- defined and workable arrangements for ceasing a relationship with a third party
Unfortunately, regulated firms which get it wrong will face regulatory challenge. Further, in the face of systemic issues the FCA could insist on remediation programmes which are understandably costly and detrimental to the day to day operations of a business.
What to do?
The FCA’s guidance on outsourcing makes clear that a firm is expected to take reasonable care to supervise the discharge of outsourced functions. What counts as reasonable is not defined.

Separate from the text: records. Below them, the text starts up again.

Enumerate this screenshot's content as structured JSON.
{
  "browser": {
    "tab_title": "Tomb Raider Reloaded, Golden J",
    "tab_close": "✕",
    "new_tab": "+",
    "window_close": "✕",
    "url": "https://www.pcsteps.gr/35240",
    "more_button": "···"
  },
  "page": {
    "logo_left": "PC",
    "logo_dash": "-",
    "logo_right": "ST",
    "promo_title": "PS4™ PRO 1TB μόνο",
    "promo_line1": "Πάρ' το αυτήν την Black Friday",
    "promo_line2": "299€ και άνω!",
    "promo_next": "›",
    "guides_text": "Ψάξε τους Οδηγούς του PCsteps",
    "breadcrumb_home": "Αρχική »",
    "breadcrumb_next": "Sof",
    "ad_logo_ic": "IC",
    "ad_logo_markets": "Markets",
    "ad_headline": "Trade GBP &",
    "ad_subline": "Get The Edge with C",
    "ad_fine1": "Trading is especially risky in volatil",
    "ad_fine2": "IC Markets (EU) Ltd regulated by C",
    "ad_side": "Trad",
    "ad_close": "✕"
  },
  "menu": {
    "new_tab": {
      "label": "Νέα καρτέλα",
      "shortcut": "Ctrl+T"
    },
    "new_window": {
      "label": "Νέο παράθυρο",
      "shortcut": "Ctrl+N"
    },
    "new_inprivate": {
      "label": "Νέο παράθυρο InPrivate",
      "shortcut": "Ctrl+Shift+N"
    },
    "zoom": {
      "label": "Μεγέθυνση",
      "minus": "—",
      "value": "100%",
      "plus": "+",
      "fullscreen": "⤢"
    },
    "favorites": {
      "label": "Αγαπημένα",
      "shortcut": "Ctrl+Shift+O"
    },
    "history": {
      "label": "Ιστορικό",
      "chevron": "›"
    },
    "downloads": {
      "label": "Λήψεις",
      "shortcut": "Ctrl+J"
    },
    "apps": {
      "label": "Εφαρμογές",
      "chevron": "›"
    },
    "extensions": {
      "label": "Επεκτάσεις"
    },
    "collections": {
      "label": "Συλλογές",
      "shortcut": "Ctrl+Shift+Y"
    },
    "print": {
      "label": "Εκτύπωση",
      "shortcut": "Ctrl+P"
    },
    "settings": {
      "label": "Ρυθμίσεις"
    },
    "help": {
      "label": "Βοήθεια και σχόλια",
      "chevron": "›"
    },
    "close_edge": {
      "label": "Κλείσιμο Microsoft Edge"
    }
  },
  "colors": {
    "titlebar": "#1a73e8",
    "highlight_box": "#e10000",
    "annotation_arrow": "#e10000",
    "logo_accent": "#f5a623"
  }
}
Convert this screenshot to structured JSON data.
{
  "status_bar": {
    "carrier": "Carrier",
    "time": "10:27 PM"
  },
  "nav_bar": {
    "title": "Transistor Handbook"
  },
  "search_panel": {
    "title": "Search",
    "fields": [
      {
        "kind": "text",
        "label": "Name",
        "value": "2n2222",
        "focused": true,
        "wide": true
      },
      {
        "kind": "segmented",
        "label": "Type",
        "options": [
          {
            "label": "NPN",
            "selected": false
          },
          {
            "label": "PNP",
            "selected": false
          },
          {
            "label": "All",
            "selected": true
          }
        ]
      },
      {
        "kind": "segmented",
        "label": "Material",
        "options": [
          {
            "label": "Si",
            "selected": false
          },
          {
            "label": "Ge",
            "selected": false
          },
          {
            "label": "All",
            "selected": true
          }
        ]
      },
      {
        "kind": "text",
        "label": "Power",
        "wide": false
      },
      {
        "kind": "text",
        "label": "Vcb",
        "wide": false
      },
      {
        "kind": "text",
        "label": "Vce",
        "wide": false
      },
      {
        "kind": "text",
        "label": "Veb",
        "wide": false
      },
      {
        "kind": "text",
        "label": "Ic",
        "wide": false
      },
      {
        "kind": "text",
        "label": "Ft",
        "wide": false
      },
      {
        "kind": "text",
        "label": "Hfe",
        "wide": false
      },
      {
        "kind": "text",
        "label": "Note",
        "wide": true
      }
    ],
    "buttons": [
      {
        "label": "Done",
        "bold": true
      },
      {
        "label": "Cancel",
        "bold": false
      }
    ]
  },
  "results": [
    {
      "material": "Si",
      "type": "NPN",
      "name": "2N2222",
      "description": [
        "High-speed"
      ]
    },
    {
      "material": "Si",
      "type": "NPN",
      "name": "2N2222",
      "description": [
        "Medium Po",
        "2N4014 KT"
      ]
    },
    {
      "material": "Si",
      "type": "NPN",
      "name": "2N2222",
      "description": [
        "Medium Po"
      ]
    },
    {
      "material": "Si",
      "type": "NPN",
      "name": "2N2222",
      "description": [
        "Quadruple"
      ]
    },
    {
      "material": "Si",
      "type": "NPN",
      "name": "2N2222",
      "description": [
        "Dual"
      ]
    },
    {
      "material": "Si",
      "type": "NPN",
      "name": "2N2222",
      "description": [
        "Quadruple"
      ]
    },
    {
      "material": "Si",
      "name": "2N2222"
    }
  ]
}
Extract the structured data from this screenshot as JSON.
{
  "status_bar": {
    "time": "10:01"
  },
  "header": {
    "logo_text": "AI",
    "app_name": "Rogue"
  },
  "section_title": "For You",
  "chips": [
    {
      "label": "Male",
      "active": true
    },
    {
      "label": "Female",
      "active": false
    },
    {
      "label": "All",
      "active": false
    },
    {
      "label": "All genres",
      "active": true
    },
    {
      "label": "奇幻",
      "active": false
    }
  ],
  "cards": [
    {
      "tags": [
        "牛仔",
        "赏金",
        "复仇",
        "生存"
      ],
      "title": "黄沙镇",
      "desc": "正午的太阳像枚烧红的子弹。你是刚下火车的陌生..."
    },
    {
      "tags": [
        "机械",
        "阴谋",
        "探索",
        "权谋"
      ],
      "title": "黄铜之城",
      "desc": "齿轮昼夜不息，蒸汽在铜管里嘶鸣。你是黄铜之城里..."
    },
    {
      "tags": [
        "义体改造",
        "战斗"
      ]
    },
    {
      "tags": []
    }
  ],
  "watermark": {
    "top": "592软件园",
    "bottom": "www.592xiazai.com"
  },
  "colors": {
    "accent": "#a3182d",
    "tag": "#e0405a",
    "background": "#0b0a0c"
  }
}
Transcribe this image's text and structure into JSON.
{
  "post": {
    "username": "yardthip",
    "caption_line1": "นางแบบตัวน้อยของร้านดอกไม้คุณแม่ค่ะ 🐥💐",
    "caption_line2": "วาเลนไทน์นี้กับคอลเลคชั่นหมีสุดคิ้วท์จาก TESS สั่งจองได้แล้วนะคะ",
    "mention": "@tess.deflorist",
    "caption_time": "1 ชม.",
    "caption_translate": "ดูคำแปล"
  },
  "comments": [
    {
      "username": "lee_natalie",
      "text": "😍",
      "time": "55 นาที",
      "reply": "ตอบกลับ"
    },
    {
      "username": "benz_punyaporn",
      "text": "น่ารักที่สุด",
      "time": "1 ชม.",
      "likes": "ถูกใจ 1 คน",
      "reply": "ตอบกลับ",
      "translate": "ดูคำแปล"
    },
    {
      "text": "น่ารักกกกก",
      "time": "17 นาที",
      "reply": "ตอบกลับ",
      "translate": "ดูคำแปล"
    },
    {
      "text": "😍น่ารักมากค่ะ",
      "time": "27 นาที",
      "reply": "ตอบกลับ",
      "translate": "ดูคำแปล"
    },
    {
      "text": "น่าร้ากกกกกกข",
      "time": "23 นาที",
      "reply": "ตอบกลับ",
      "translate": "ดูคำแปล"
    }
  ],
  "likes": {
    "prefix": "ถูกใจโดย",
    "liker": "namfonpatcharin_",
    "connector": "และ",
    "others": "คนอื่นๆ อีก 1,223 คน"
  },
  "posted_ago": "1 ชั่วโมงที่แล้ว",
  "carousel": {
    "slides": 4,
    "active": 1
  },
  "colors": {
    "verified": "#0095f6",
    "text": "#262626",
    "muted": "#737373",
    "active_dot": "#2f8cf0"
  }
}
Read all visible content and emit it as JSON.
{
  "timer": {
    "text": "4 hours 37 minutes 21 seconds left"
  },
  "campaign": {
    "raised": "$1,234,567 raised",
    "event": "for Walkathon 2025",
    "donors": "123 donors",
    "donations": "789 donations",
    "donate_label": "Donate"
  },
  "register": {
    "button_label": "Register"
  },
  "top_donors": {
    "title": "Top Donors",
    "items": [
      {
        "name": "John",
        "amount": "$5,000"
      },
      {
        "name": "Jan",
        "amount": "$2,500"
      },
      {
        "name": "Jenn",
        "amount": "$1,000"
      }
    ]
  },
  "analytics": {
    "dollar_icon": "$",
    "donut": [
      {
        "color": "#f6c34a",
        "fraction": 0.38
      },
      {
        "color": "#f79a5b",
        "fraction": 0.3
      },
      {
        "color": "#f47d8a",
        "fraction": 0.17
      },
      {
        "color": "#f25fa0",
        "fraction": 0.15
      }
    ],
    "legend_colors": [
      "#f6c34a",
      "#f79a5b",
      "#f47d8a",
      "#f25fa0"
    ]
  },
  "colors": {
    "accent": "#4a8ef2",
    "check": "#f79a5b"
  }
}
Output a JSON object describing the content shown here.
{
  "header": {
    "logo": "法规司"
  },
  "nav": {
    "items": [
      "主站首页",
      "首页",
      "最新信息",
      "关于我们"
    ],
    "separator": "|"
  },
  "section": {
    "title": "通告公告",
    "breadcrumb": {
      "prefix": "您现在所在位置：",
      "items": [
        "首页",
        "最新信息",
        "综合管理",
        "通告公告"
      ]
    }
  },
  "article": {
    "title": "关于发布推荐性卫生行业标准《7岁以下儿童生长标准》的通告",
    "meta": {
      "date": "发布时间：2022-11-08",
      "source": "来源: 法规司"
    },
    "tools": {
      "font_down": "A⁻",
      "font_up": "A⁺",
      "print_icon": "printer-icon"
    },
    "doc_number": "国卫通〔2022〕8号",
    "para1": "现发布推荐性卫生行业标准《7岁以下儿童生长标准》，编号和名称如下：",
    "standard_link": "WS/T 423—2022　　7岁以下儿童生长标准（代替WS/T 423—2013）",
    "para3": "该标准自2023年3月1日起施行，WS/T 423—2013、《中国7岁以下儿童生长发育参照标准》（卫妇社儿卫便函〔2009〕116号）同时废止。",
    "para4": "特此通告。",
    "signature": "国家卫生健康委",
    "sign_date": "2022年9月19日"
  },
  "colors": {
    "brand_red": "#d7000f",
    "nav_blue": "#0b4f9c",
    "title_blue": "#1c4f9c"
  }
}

However, as part of the due diligence process firms should consider how the arrangement will fit with their governance and general organisation, the financial stability of the service provider and the reporting structures in place to ensure the arrangement is operating as intended.
This is important as even where the consumer is engaging directly with the third party they will view it as an extension of their relationship with you. As such firms must be cognisant of the potential reputational damage in the event something goes wrong.
The following list can also be used as a guide against any current relationships you have:
- Is the basis of the agreement clearly defined within the SLA?
- Has the management information required from a third party been defined and agreed?
- What onsite monitoring activity will be conducted?
- What monitoring activity will be conducted by the outsourcer?
- Does the third party firm have the ‘right’ culture? Does their culture align with yours?
- Where the third party is dealing with customers are appropriate controls in place?
- Does the third party take its data protection responsibilities seriously?
- What disaster recovery arrangements are in place?
- Finally, is there a clear exit strategy for if/when the relationship comes to an end?
Firms must assure themselves that the service being provided by the third party does not compromise the firm’s ability to ensure fair treatments of customers.
The FCA press release over the summer regarding introduced business explains that an authorised firm which accepts business from an introducer must meet its regulatory requirements. If customers are given unsuitable advice or information by an introducer, the authorised firm may be held responsible for this and be subject to regulatory action. The FCA is concerned at the increase it has seen in cases in which the introducer has an inappropriate influence on how the authorised firm carries out its business, in particular, where the introducer influences the final product choice. The FCA also has concerns where the authorised firm delegates regulated activities, for example by outsourcing their processes to unauthorised entities or to other authorised firms that do not have the relevant permissions, are not their appointed representatives or potentially do not have the necessary expertise or cultural alignment.
The FCA has set out the steps that firms should undertake to ensure that their relationships with introducers and lead generators meet regulatory expectations including an unsurprisingly robust due diligence and vetting procedure to ensure the introductions have been sourced legitimately and adequate systems and controls are in place to demonstrate you have full and complete ownership of the advice you are providing.
Even prior to this press release, we have seen this as an area of focus for the FCA going back almost 10 years.
Unfortunately if you get it wrong then you will face regulatory challenge, possible censure, fines and reputational damage. Senior individuals within a firm may also be challenged personally if you are a senior manager particularly in relation to the forthcoming extension of the Senior Managers regime to all regulated firms due to be implemented by 2018.
What could the outcomes be on customers? Remediation programmes which could be significant if the issues are systemic? These are some of the risks that will be swept up into the wider governance aspect of a firm. How easy is it to assume that long standing relationships are working simply because they are long-standing? There is likely to be more risk that goes unchallenged on legacy relationships and service provision than new ones which may well have been subject to a more rigorous selection and audit process. Maybe now is the time to follow up on answering the question of who do we trust with our reputation.